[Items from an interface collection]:
-----

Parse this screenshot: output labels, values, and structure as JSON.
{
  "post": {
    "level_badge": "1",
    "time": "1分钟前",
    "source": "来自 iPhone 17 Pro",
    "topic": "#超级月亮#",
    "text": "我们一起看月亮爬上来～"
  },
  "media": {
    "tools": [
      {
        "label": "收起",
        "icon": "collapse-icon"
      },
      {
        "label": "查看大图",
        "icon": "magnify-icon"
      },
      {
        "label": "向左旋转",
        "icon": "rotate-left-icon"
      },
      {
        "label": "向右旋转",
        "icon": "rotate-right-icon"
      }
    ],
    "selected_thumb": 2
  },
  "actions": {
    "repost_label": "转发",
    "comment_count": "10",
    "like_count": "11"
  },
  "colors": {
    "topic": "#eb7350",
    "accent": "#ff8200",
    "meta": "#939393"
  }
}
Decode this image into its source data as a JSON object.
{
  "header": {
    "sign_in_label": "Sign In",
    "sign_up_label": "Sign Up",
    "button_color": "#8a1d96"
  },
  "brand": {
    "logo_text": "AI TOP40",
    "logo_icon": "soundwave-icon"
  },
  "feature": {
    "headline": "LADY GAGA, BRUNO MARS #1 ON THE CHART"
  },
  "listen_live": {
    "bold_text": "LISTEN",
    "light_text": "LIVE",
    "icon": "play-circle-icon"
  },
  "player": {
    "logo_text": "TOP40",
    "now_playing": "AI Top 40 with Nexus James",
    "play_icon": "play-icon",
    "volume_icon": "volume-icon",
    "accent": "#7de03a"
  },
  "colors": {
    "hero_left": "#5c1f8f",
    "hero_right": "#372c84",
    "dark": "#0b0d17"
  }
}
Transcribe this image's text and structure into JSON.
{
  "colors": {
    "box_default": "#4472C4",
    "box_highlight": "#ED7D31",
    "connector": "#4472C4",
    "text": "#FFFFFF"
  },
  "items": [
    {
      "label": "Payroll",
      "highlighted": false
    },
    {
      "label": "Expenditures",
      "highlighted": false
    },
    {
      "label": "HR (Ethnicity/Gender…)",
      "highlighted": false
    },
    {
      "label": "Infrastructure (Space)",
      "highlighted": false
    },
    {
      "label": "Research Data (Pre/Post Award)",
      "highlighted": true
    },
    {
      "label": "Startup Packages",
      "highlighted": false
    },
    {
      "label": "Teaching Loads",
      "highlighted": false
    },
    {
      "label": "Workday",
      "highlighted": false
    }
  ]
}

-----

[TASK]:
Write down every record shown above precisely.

[ANSWER FOR THIS EXERCISE]:
Parse this screenshot: output labels, values, and structure as JSON.
{
  "post": {
    "level_badge": "1",
    "time": "1分钟前",
    "source": "来自 iPhone 17 Pro",
    "topic": "#超级月亮#",
    "text": "我们一起看月亮爬上来～"
  },
  "media": {
    "tools": [
      {
        "label": "收起",
        "icon": "collapse-icon"
      },
      {
        "label": "查看大图",
        "icon": "magnify-icon"
      },
      {
        "label": "向左旋转",
        "icon": "rotate-left-icon"
      },
      {
        "label": "向右旋转",
        "icon": "rotate-right-icon"
      }
    ],
    "selected_thumb": 2
  },
  "actions": {
    "repost_label": "转发",
    "comment_count": "10",
    "like_count": "11"
  },
  "colors": {
    "topic": "#eb7350",
    "accent": "#ff8200",
    "meta": "#939393"
  }
}
Decode this image into its source data as a JSON object.
{
  "header": {
    "sign_in_label": "Sign In",
    "sign_up_label": "Sign Up",
    "button_color": "#8a1d96"
  },
  "brand": {
    "logo_text": "AI TOP40",
    "logo_icon": "soundwave-icon"
  },
  "feature": {
    "headline": "LADY GAGA, BRUNO MARS #1 ON THE CHART"
  },
  "listen_live": {
    "bold_text": "LISTEN",
    "light_text": "LIVE",
    "icon": "play-circle-icon"
  },
  "player": {
    "logo_text": "TOP40",
    "now_playing": "AI Top 40 with Nexus James",
    "play_icon": "play-icon",
    "volume_icon": "volume-icon",
    "accent": "#7de03a"
  },
  "colors": {
    "hero_left": "#5c1f8f",
    "hero_right": "#372c84",
    "dark": "#0b0d17"
  }
}
Transcribe this image's text and structure into JSON.
{
  "colors": {
    "box_default": "#4472C4",
    "box_highlight": "#ED7D31",
    "connector": "#4472C4",
    "text": "#FFFFFF"
  },
  "items": [
    {
      "label": "Payroll",
      "highlighted": false
    },
    {
      "label": "Expenditures",
      "highlighted": false
    },
    {
      "label": "HR (Ethnicity/Gender…)",
      "highlighted": false
    },
    {
      "label": "Infrastructure (Space)",
      "highlighted": false
    },
    {
      "label": "Research Data (Pre/Post Award)",
      "highlighted": true
    },
    {
      "label": "Startup Packages",
      "highlighted": false
    },
    {
      "label": "Teaching Loads",
      "highlighted": false
    },
    {
      "label": "Workday",
      "highlighted": false
    }
  ]
}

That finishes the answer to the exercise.